- Absenteeism reduced significantly
If you want to know how we did it, read on …
What were the conditions for success?
- Dept. leadership agreed that change was needed
- Dept. leadership agreed to commit to team development for the duration
- Dept. leadership secured sponsorship of Medical Center administration
- Dept. leadership and medical center administration alignment
- Secured OD consultant and coach resource for ongoing leader and team development
What did we do?
I did a department-wide assessment, wrote up my findings and proposed a plan of action. Together with the department chief and manager we formed a plan to engage and involve the entire department in developing a vision, goals and strategy. Dr. Chan and Janice agreed to commit to three department offsite meetings per year, monthly team meetings and weekly department leadership meetings. We added a two more members to the leadership team: the chief of service and physician communication, and the labor partner.
Based upon the assessment, the focus for team development was to:
- build trust by:
- getting to know themselves and each other better
- using diversity as strengths
- learning to communication effectively
- learning to collaborate
- engaging in healthy and productive conflict
- learn how to make decisions together
- hold each other accountable
- learn how to run effective meetings
- have fun together
Together, they built a department culture to engender
- Open communication
- High involvement and engagement
- Collaborative problem solving
- Consensus building
- Labor / Management collaboration
- Celebration of success
- Reward and recognition
The leadership behaviors that contributed to the overall success of this department are not necessarily the ones you hear about. Dr. Chan was fairly quiet and unassuming, he was humble and he was open and willing to learn. Janice was a bit of a maverick, optimistic, creative and extroverted.
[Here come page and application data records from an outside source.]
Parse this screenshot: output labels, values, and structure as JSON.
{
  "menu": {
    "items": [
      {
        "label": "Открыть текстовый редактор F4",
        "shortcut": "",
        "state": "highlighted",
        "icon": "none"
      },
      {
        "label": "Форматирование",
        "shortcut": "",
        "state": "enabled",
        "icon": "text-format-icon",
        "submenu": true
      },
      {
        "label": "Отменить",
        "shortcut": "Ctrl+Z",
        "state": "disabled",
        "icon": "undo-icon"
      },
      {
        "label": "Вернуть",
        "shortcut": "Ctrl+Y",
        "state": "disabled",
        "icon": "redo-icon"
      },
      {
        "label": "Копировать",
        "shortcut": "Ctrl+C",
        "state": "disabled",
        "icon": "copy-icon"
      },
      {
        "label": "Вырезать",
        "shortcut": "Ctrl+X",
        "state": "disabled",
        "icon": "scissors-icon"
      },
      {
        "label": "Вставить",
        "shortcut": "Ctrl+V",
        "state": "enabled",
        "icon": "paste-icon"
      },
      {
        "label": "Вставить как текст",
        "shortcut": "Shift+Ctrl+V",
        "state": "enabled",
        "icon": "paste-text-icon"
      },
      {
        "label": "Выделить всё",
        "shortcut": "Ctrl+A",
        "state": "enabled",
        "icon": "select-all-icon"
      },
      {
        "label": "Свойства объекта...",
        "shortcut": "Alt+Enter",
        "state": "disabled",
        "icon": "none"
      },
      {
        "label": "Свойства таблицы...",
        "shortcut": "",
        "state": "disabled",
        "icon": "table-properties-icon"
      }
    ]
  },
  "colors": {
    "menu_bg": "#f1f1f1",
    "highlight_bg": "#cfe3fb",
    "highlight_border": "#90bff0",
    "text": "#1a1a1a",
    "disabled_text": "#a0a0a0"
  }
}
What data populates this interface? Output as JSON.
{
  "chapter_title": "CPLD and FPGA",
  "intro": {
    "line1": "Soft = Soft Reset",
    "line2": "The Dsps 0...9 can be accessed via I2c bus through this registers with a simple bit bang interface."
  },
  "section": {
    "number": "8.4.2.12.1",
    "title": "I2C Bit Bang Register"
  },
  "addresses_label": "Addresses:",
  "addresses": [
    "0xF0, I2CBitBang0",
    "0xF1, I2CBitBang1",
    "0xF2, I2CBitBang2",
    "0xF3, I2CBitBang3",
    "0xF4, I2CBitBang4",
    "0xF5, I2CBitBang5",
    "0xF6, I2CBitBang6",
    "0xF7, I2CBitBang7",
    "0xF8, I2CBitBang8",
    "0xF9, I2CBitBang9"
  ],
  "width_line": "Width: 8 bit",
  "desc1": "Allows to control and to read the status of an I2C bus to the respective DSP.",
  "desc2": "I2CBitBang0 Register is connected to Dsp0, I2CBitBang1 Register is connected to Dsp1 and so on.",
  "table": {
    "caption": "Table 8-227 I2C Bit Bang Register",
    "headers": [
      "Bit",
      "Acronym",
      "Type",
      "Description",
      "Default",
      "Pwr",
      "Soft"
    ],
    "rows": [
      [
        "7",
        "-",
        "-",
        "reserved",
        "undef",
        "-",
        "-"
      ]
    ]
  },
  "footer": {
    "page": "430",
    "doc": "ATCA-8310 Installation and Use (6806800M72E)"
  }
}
They aligned and stayed in sync so that nobody could work one against the other. They both demonstrated caring and warmth. Despite his discomfort, Dr. Chan learned to confront the disruptors.
By dedicating resources to team development and agreeing to implement decisions generated by the department, they both demonstrated a commitment to change.
With skin in the game, they built trust with staff and administration. As administration witnessed the results of their focus on team development, they continued to resource it. This department was recognized for their successes within the medical center and across the region.
We didn’t do anything fancy, there was no charismatic leader, and Steve Jobs was not needed for this assignment. They used leadership basics, and that goes a long, long way.
Engage and involve your people, give them an opportunity to influence business operations and make a difference. Surface the wisdom of your team collectively and individually.
Take care of your people and they’ll care for each other and the customers.
Build team trust–that is the foundation for everything else. That singular focus had a positive and lasting impact on all the metrics.
Your two greatest assets: The way you lead and your team. These are your key leverage points to shift the system and change everything.
Does this sound familiar? Love to hear your comments!